One way to combat this deficiency is to actually train and not just qualify once per year. Keep in mind, qualification is a test; it is not training. If our officers only shoot a few times a year during qualification, they are receiving no continuing education in firearms usage. If your department already trains regularly, kudos are in order. You’re ahead of most. Unfortunately, that isn’t a practical solution for many departments since ammunition budgets aren’t generally decided by the lowly firearms instructor or even the rangemaster.

That said, if a department requires two qualifications or even one practice round and one qualification round per year, training ammunition allotments can be split into two sessions several weeks or months apart. Also, departments can offer voluntary sessions where officers are allowed to participate in drills with their own ammunition. This costs the organization nothing more than targets and range maintenance. Adding a few rounds of training to each qualification can also help. I always end my carbine practice sessions with five slow fire rounds at three yards on a one-inch circle. That really cements the relationship between POA/POI between practice sessions. That exercise costs only a few more minutes and a fraction more ammunition and could easily be squeezed between qualifications.

Include firearms refreshers during roll call training

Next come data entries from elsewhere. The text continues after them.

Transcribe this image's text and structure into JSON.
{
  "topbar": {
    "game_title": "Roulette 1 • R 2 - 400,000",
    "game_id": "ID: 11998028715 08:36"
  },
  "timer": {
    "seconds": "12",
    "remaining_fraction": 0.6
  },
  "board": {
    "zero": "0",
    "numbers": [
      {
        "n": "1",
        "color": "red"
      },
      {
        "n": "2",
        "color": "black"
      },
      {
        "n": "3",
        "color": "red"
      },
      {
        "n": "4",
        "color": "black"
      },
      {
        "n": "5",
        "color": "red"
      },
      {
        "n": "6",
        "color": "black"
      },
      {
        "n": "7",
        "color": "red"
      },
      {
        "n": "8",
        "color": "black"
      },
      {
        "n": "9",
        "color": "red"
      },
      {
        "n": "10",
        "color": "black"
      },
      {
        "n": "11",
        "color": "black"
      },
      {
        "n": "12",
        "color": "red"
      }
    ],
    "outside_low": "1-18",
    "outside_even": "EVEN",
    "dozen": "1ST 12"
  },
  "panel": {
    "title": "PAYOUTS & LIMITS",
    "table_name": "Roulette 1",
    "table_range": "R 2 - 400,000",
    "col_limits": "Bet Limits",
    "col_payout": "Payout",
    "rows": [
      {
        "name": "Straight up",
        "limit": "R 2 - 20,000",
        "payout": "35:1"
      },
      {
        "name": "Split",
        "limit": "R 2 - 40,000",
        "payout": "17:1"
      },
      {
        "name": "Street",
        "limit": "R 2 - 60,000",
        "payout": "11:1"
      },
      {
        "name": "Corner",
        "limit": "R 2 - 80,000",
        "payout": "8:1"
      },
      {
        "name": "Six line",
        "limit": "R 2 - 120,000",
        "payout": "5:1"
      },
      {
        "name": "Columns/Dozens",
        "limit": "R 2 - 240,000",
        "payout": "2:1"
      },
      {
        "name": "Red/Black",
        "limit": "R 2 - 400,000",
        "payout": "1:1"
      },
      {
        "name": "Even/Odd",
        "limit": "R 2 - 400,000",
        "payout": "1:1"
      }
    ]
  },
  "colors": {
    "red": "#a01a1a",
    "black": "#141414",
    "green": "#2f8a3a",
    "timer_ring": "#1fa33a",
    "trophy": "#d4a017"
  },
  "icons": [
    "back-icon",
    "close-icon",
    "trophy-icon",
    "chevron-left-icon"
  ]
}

Not all training must be live fire, though. Continuing education is required for all sworn officers anyway. Why not make a firearms refresher course on this or other gun-related topics like trigger-finger discipline part of that classroom training? Most departments already conduct roll call/muster training at the beginning of the shift. Firearms instructors could put together a quick slide show or video that demonstrates the correct sight picture for closer distances and document who attends the training.

Visual training aids like the photographs with this article can be helpful in reminding officers about mechanical offset when they’re not at the range. They can be displayed at the range, briefing room or even in the break room. There would only be a one-time cost of printing the posters.

Initial police officer training is key

Of course, the most effective way to stop a problem is to attack it before begins. An officer’s initial training sets the tone for his or her entire career. Prior to live-fire training, have the student measure the bore to sight plane and record it in his or her notes. Early in the range portion of the class, have the student aim directly at a small circle on a target at about two or three yards. Have them fire a few rounds and measure the distance between the target and the point of impact. Then, they will fire at the same circle while compensating for mechanical offset. Have the student record the distance between POA and POI in their notes. They can even keep the target for future reference.

The above are just some examples. With a little imagination, officers and instructors can come up with inexpensive and efficient ways to combat the negative effects of mechanical offset and improve any of the myriad skills and knowledge for which we are responsible.

About the author Warren Wilson is a lieutenant with the Enid Police Department in Oklahoma. He is a former SWAT team leader, current firearms instructor and writer. He has been a full-time law enforcement officer since 1996.

Categories: Law Enforcement

Police catch convicted killer who fled ND halfway house

Sun, 06/17/2018 - 13:33

Associated Press

FARGO, N.D. — A convicted killer in North Dakota who walked away from a halfway house where he had been temporarily transferred for a psychiatric evaluation is back in custody.

Police say 29-year-old Sean Schroeder was apprehended Friday evening in Fargo after officers responded to a report of an intoxicated man.

Schroeder pleaded guilty in the May 2017 beating death of Chad Warren on the Turtle Mountain Indian Reservation. He had been transferred to Centre Inc. on June 1 for a two-week furlough. He left there Wednesday.

Fargo Police Chief Dave Todd said Schroeder is "dangerous and violent" and should not have been released to an unsecure facility.

U.S. Attorney Chris Myers, whose office did not object to the furlough, said earlier that Schroeder "will wish" he had not left the halfway house.

Categories: Law Enforcement